The admission requirements of the leading Ph.D. programs are very competitive. It is best to apply to several programs. Scores on the GRE exam are weighted heavily by most psychology and communications/advertising departments, and scores on the GMAT exam are weighted heavily by most marketing departments. G.P.A.'s from your bachelor's and master's programs are also important (some departments allow you to bypass the master's degree). Transcripts and letters of recommendation are also required.

Career Opportunities in Consumer Psychology

Graduate training in consumer psychology is designed to provide students with:

  • experience in analyzing and evaluating human behavior patterns

  • an understanding of the scientific process and how to go about hypothesis testing

  • the ability to translate complex issues into testable alternatives

  • experience in both non-experimental and experimental design

  • the ability to apply descriptive and inferential statistics

  • the ability to analyze data and interpret findings

  • experience in writing proposals and research reports in a clear and precise manner

Many consumers psychologists find employment at teaching or research-oriented universities. However, many choose a nonacademic career path and find employment at a corporation, an advertising agency, a marketing research firm, a government, or a private consulting firm.

There is no one proven method for getting your first job in consumer psychology. Many factors (e.g., academic background, prior business experience, current economic conditions) will determine how quickly you will be successful in your job search. You should not only look for job listings in the APA Monitor, Marketing News, Advertising Age, or the Wall Street Journal. Another suggestion is to go to a business library and look up the names of the research directors of major corporations and advertising agencies. Send the directors a brief resume* telling them of your interests, and follow the letter up with a phone call asking for an opportunity to come in to learn about their business and to discuss your qualifications.

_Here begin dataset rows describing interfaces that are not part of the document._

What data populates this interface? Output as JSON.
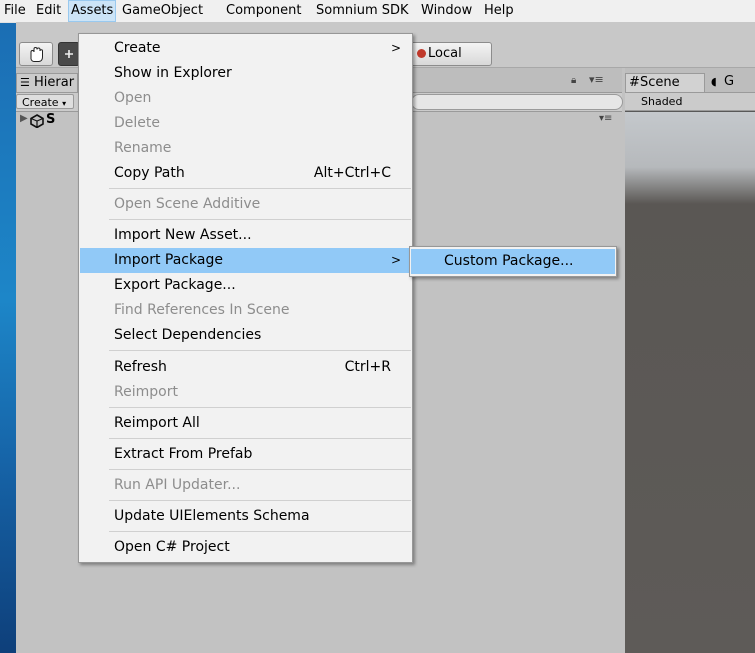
{
  "menubar": {
    "items": [
      "File",
      "Edit",
      "Assets",
      "GameObject",
      "Component",
      "Somnium SDK",
      "Window",
      "Help"
    ],
    "active": "Assets"
  },
  "toolbar": {
    "local_label": "Local"
  },
  "hierarchy": {
    "tab_label": "Hierar",
    "create_label": "Create",
    "scene_initial": "S"
  },
  "scene": {
    "tab_label": "Scene",
    "game_tab_label": "G",
    "shading_label": "Shaded"
  },
  "assets_menu": {
    "items": [
      {
        "label": "Create",
        "shortcut": "",
        "submenu": true,
        "enabled": true
      },
      {
        "label": "Show in Explorer",
        "shortcut": "",
        "submenu": false,
        "enabled": true
      },
      {
        "label": "Open",
        "shortcut": "",
        "submenu": false,
        "enabled": false
      },
      {
        "label": "Delete",
        "shortcut": "",
        "submenu": false,
        "enabled": false
      },
      {
        "label": "Rename",
        "shortcut": "",
        "submenu": false,
        "enabled": false
      },
      {
        "label": "Copy Path",
        "shortcut": "Alt+Ctrl+C",
        "submenu": false,
        "enabled": true
      },
      {
        "label": "Open Scene Additive",
        "shortcut": "",
        "submenu": false,
        "enabled": false
      },
      {
        "label": "Import New Asset...",
        "shortcut": "",
        "submenu": false,
        "enabled": true
      },
      {
        "label": "Import Package",
        "shortcut": "",
        "submenu": true,
        "enabled": true,
        "highlighted": true
      },
      {
        "label": "Export Package...",
        "shortcut": "",
        "submenu": false,
        "enabled": true
      },
      {
        "label": "Find References In Scene",
        "shortcut": "",
        "submenu": false,
        "enabled": false
      },
      {
        "label": "Select Dependencies",
        "shortcut": "",
        "submenu": false,
        "enabled": true
      },
      {
        "label": "Refresh",
        "shortcut": "Ctrl+R",
        "submenu": false,
        "enabled": true
      },
      {
        "label": "Reimport",
        "shortcut": "",
        "submenu": false,
        "enabled": false
      },
      {
        "label": "Reimport All",
        "shortcut": "",
        "submenu": false,
        "enabled": true
      },
      {
        "label": "Extract From Prefab",
        "shortcut": "",
        "submenu": false,
        "enabled": true
      },
      {
        "label": "Run API Updater...",
        "shortcut": "",
        "submenu": false,
        "enabled": false
      },
      {
        "label": "Update UIElements Schema",
        "shortcut": "",
        "submenu": false,
        "enabled": true
      },
      {
        "label": "Open C# Project",
        "shortcut": "",
        "submenu": false,
        "enabled": true
      }
    ]
  },
  "import_package_submenu": {
    "items": [
      {
        "label": "Custom Package...",
        "highlighted": true
      }
    ]
  },
  "colors": {
    "menu_highlight": "#91c9f7",
    "menubar_active": "#cce4f7",
    "panel_bg": "#c2c2c2",
    "menu_bg": "#f2f2f2",
    "disabled_text": "#8d8d8d"
  }
}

Another way to discover position openings and establish professional contacts in the field is to become active in organizations such as the Society for Consumer Psychology and some of the organizations listed below.

Professional Societies and Associations 

(see also links in the Related Sites section)

*** This edition is an updated version of an earlier edition prepared by the Public Relations Committee of Division 23 (especially William O. Bearden and Leon B. Kaplan). This edition was prepared by the Education and Training Committee of the Society for Consumer Psychology, consisting of Frank Kardes, Lynn Kahle, Sharon Shavitt, and Curt Haugtvedt.